Pardon the analogy, but Cop Out did to police movies what BP did to the Gulf coast. It took perfectly good actors and polluted them with brainless dialogue and a plot with more holes than a block of Swiss cheese. But if Cop Out was the oil spill that contaminated cop comedy, then The Other Guys is the cleanup. Fueled by a script written by Chris Henchy and long-time Will Ferrell collaborator Adam McKay, The Other Guys offers 107 minutes of sidesplitting mayhem. It won’t win over audiences the way last year’s The Hangover did, but for the most part, hilarity ensues.

Will Ferrell is Allen Gamble, a New York detective with a background in forensic accounting. Despite Allen’s warm demeanor and desire to improve the community he earns less respect than Rodney Dangerfield. Officer Terry Hoitz (Mark Wahlberg) sits across from Allen at the station, and due to accidently shooting a prominent athlete, doesn’t get to do real police work. Tired of sitting on the sidelines, Allen and Terry seek to earn admiration from the police force. And when they stumble on a case that could end up being one of the biggest crimes in New York, Allen and Terry realize they finally have an opportunity to make a name for themselves.
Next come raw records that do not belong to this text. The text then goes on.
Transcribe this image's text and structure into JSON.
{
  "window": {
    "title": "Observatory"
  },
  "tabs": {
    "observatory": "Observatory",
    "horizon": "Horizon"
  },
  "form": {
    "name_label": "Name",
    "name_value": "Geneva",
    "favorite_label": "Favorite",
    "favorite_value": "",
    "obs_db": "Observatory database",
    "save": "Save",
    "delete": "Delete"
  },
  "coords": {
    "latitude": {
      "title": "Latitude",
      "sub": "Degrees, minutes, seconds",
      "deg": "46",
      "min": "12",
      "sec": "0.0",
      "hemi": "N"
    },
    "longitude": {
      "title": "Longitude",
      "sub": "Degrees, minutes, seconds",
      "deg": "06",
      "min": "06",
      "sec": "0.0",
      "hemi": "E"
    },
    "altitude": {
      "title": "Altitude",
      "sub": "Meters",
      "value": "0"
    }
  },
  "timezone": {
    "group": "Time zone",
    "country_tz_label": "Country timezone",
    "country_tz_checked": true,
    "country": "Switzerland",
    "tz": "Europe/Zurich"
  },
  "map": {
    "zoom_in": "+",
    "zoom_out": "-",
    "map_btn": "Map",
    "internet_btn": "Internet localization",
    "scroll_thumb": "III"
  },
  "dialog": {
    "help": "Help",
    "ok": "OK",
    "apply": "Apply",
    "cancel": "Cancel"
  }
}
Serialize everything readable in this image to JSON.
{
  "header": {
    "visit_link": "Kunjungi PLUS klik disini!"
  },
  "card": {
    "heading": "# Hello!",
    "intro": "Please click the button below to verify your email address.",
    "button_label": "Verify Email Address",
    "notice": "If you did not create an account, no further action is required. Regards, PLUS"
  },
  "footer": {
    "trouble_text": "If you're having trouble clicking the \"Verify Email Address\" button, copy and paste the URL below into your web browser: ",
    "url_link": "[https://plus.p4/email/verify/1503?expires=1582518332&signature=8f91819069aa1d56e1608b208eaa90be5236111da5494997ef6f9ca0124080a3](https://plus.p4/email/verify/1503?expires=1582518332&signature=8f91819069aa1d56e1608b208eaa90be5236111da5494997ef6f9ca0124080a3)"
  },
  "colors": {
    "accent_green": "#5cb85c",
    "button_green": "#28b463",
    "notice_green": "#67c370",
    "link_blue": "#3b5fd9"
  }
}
Their biggest obstacle, however, isn’t the criminal they try to pursue. It’s each other. Allen and Terry’s personalities clash like water and oil — Allen’s composed nature is consistently challenged by Terry’s irascibility. But when they are together, it’s difficult to tell who will erupt first: Terry, or the audience with laughter.

A key reason why The Other Guys works is because of the story. It is a zany one. Just imagine taking all the clichés that go into a comedy and throwing them out the window. In addition, the film’s pace is that of a police chase, and audiences watching will surely be thrown for a loop by the film’s relentless twists and turns.

But it’s the actors that lead this law-enforcement laugh fest. Mark Wahlberg is known for his action roles rather than comedy, but his portrayal of irate Terry can’t be missed. Terry’s aggression makes the movie that much sillier, and his character’s amusing volatility turns The Other Guys into a full-fledged farce.

Michael Keaton, fresh off his role of Ken in Toy Story 3, is uproarious as Allen and Terry’s captain. I won’t reveal the details here, but his character plays a key part in one of the best running gags all year.

And then there’s Will. If there’s one person who deserves credit for making The Other Guys one of the few enjoyable summer comedies, it’s Will Ferrell. It is no question that Ferrell is a seasoned veteran in the field of comedy, and his experience proves to be his biggest asset: The Other Guys breathes new life into the cop comedy canon, and is one of the few bright spots in an otherwise unfunny summer. It almost makes up for Cop Out. Almost.